“In the artfully assembled apartment, a riot of finishes, shapes and colours (plus some sumptuously veined marble) coalesce richly under the expert guidance of the Turin-based studio.”
WORDS Elizabeth Pagliacolo
PHOTOS Carola Ripamonti
It all began with the corner window. The new owners of a Milan apartment fell in love with the floor-to-ceiling aperture and its unfettered view onto Corso Sempione. It was one of the main reasons they sealed the deal on the 160-square-metre space in a late-1960s mid-rise building. To say that it draws light into the living room is an understatement. The effect is magnificent – and it’s rendered all the more so by a luxurious marble surround installed by the duo, Andrea Marcante and Adelaide Testa of Turin studio Marcante Testa, hired for a post- purchase redesign.
“One of the most important issues when we came here for the first time was how to give value to this window, to this corner,” says Marcante. With the window as a prime focal point, the pair conceived the interior in a series of layers, with marble – in dramatically veined varieties – forming the foundational layer.
The blue-veined Cipollino Tirreno that encases the window stretches in linear slabs toward the dining area, where inlaid brass outlines the transi- tion to forest green Verde Alpi. (The designers worked with Gio Ponti’s favourite supplier of marble: Catella Fratelli, which the mid-century architect praises in his book Amate l’architettura.) In the dining area, the marble floor extends up to partially clad the wall, creating a ledge into which a shelving cabinet is recessed.
While the marble delineates the public zone’s two main spaces like carpeting, an elaborate brass-framed screen – made with glass and walnut and featuring a diamond-shaped mirror at its centre – divides the dining room from the corridor. But it does much more than evoke a sense of privacy: It supports a credenza, filters light into the corridor and, most idiosyncratically, features brass “arms” that emphasize the home’s spaces. “The arms are like arrows – indicators to take one’s gaze toward the outside of the living area or to connect the living area to the kitchen,” explain the designers. “With its arms, the screen is part of our research into creating space using very small structures.”
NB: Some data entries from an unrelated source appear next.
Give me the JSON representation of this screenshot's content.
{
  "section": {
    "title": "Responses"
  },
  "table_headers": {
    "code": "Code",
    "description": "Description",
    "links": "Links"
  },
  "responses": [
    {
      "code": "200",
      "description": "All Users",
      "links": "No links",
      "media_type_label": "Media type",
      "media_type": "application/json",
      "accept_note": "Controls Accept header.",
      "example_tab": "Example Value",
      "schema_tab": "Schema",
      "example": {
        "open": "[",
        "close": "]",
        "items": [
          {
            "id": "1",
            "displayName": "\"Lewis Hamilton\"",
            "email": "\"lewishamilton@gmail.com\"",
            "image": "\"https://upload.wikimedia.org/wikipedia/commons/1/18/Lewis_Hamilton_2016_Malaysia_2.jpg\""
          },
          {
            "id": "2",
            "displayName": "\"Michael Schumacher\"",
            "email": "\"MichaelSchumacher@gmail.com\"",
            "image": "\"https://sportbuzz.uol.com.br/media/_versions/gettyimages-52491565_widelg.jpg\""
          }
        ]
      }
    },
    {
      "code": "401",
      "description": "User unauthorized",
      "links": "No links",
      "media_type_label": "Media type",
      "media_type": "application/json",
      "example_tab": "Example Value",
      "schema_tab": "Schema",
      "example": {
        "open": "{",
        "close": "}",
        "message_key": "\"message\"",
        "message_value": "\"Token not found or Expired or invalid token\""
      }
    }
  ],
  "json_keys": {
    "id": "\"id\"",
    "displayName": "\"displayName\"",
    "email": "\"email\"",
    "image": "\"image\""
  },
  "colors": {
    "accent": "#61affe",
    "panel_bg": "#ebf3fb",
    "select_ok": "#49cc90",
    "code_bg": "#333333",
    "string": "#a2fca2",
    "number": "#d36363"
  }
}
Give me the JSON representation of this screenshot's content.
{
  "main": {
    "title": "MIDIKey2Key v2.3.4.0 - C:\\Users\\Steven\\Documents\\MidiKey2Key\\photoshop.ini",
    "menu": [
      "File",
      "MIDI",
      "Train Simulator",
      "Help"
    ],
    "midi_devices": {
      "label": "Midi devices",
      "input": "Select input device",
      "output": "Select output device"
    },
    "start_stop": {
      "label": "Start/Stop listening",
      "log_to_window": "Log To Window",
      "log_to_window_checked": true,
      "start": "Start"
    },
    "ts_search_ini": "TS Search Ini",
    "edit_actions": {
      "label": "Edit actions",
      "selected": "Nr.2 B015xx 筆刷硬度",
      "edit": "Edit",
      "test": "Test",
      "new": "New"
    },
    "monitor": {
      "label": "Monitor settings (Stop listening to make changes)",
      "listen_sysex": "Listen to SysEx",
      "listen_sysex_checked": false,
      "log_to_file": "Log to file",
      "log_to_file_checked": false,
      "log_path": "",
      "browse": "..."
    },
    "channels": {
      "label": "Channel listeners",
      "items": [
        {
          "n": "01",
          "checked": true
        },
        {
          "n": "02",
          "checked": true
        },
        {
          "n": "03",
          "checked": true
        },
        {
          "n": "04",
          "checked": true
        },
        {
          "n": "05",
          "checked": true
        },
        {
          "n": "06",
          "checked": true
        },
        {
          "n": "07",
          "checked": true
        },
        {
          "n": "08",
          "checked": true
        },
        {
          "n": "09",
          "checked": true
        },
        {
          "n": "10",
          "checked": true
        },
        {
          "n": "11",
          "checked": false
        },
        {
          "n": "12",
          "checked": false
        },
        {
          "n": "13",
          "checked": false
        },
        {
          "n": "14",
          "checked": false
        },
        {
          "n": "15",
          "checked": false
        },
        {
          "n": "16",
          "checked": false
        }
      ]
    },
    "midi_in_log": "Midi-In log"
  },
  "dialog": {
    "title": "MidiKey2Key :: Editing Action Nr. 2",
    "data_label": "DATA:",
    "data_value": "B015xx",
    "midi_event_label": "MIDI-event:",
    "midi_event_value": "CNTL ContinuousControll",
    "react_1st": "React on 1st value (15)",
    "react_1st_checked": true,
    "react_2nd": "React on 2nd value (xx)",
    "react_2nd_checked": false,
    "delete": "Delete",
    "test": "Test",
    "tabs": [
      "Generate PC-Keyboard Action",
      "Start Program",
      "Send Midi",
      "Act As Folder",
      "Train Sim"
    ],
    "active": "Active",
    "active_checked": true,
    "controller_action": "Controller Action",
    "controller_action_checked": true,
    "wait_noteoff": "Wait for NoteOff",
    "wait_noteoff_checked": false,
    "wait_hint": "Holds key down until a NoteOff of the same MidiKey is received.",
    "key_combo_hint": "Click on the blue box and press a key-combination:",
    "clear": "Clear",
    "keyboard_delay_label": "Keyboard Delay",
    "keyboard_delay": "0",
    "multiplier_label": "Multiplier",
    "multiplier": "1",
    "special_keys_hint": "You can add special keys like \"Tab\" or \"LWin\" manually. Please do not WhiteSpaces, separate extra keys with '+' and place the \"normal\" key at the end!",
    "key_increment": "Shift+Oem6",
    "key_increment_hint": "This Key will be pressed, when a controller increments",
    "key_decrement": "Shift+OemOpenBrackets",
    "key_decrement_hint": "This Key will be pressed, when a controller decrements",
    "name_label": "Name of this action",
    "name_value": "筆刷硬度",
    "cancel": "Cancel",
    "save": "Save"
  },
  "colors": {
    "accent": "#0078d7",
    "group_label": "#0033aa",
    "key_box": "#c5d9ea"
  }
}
If we follow the screen’s cue and take a few steps down the corridor, we find a pocket door leading into a tiny galley kitchen: On both sides, the cabinetry is fronted in vibrant green laminate. Yet the sink is the same powder blue marble as the floor. It’s here that the designers’ wit shines through. By contrasting the natural with the artificial, the past with the contemporary, they also show their dexterity with material and colour palettes. Beyond the kitchen is a cozy breakfast nook with a cobalt-upholstered banquette crafted in wood – its edge, like that of the kitchen system, carved to create a rounded profile that is then taken up by the lozenge pattern of the high-contrast concrete floor tile.
Like the rest of the home, the bedrooms are also almost entirely bespoke – their painted-metal doors alone are worthy of study. The custom wardrobes are covered in Raf Simons–designed Kvadrat fabric and the walls in an Hermès motif. The one original detail the designers kept intact was the parquet wood flooring, but they couldn’t resist the urge to border it in blue resin. “The important thing is that the house has to be elegant, but, at same time, a bit ironic. We don’t want to take ourselves too seriously,” says Testa.
While the apartment may be curated to the nth degree to achieve this balance, it would be remiss to think of the attention to detail as mere fussiness. There are big ideas at play. If we follow those arms back to the living room and pry our eyes away from the window and up to the ceiling, we’ll find an abstract ceiling rose. Marcante and Testa reference the Jungian psychoanalyst James Hillman and his complaint about modern ceilings – once the domain of frescoed seraphim, now the access point to maintenance systems – as being a place where “the gods no longer live.” Reminiscent of a sunburst, the plaster motif is an unusual yet persuasive argument for ceiling sculpture. “It aims to restore dignity and symbolic value to a part of the building that is now the most neglected in the field of interior design,” the duo says. Even the last element one would ever consider gets the Marcante Testa treatment.